Sen. Amy Klobuchar, D-Minn., who attended the Wilson Tool event, said the company isn't isolated in its struggles. She said that during a recent statewide tour she learned that AGCO, a maker of agricultural equipment, needed welders, while Polaris, which produces recreational vehicles, struggled to find enough engineers.
The solution, she said, is to establish more training partnerships between factories and technical colleges, as well as more programs that let high school students take manufacturing classes in technical colleges.
"It's really important that we start instilling in kids this idea that manufacturing is hot," Klobuchar said. "You can get jobs that are good-paying jobs."
Determined to maintain its pursuit of workers, Wilson Tool will host a recruiting open house next Thursday, as it spreads the word that the company has jobs, internships and scholarships.
Nick Duppong, 25, has been an intern at the plant for nearly two years. On Friday, the St. Paul College student was unleashing newly coated punch presses from a holder. He had just covered them with a titanium coating that strengthened the metal tenfold.
On the other side of the plant, intern Alex Walsh sat at her computer terminal, designing a punch press unit. The company is paying her tuition at Century College. She has four more years before she'll get her engineering degree.
Such benefits got the attention of Travis Eischen, 19, a Century College engineering student who stopped by Wilson Tool on Friday. Eischen leaned closer to observe an engineer operate a massive machine that zipped and punched out a steel stencil of a Corvette sports car. His interest was piqued.
"I'm looking to get an internship. It would mean a lot, because I could get experience," Eischen said.
But not everyone thinks like Eischen. Wilson Tool is seeking a pipeline of 20 interns but has only 10 so far. "We are having a hard time," said Chris Lawless, Wilson operations vice president.

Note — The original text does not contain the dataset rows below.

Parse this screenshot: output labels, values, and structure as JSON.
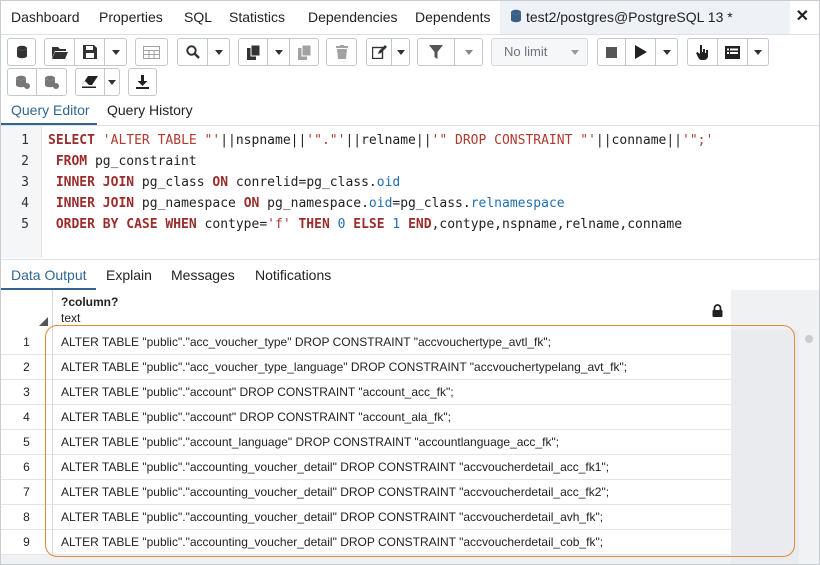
{
  "tabs": {
    "items": [
      "Dashboard",
      "Properties",
      "SQL",
      "Statistics",
      "Dependencies",
      "Dependents"
    ],
    "active_label": "test2/postgres@PostgreSQL 13 *",
    "close": "✕"
  },
  "toolbar": {
    "limit_value": "No limit"
  },
  "editor_tabs": [
    "Query Editor",
    "Query History"
  ],
  "editor": {
    "line_numbers": [
      "1",
      "2",
      "3",
      "4",
      "5"
    ]
  },
  "output_tabs": [
    "Data Output",
    "Explain",
    "Messages",
    "Notifications"
  ],
  "grid": {
    "column_name": "?column?",
    "column_type": "text",
    "rows": [
      {
        "n": "1",
        "value": "ALTER TABLE \"public\".\"acc_voucher_type\" DROP CONSTRAINT \"accvouchertype_avtl_fk\";"
      },
      {
        "n": "2",
        "value": "ALTER TABLE \"public\".\"acc_voucher_type_language\" DROP CONSTRAINT \"accvouchertypelang_avt_fk\";"
      },
      {
        "n": "3",
        "value": "ALTER TABLE \"public\".\"account\" DROP CONSTRAINT \"account_acc_fk\";"
      },
      {
        "n": "4",
        "value": "ALTER TABLE \"public\".\"account\" DROP CONSTRAINT \"account_ala_fk\";"
      },
      {
        "n": "5",
        "value": "ALTER TABLE \"public\".\"account_language\" DROP CONSTRAINT \"accountlanguage_acc_fk\";"
      },
      {
        "n": "6",
        "value": "ALTER TABLE \"public\".\"accounting_voucher_detail\" DROP CONSTRAINT \"accvoucherdetail_acc_fk1\";"
      },
      {
        "n": "7",
        "value": "ALTER TABLE \"public\".\"accounting_voucher_detail\" DROP CONSTRAINT \"accvoucherdetail_acc_fk2\";"
      },
      {
        "n": "8",
        "value": "ALTER TABLE \"public\".\"accounting_voucher_detail\" DROP CONSTRAINT \"accvoucherdetail_avh_fk\";"
      },
      {
        "n": "9",
        "value": "ALTER TABLE \"public\".\"accounting_voucher_detail\" DROP CONSTRAINT \"accvoucherdetail_cob_fk\";"
      }
    ]
  },
  "colors": {
    "accent": "#326690",
    "highlight": "#e08a3a"
  }
}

By aggressively preaching its growth message to the community, the 46-year-old business hopes that more workers will step forward. "We are bringing attention to manufacturing and to the whole jobs [issue] by bringing work and jobs back to the state," said co-owner Dianne Carlson.
Dee DePass 612-673-7725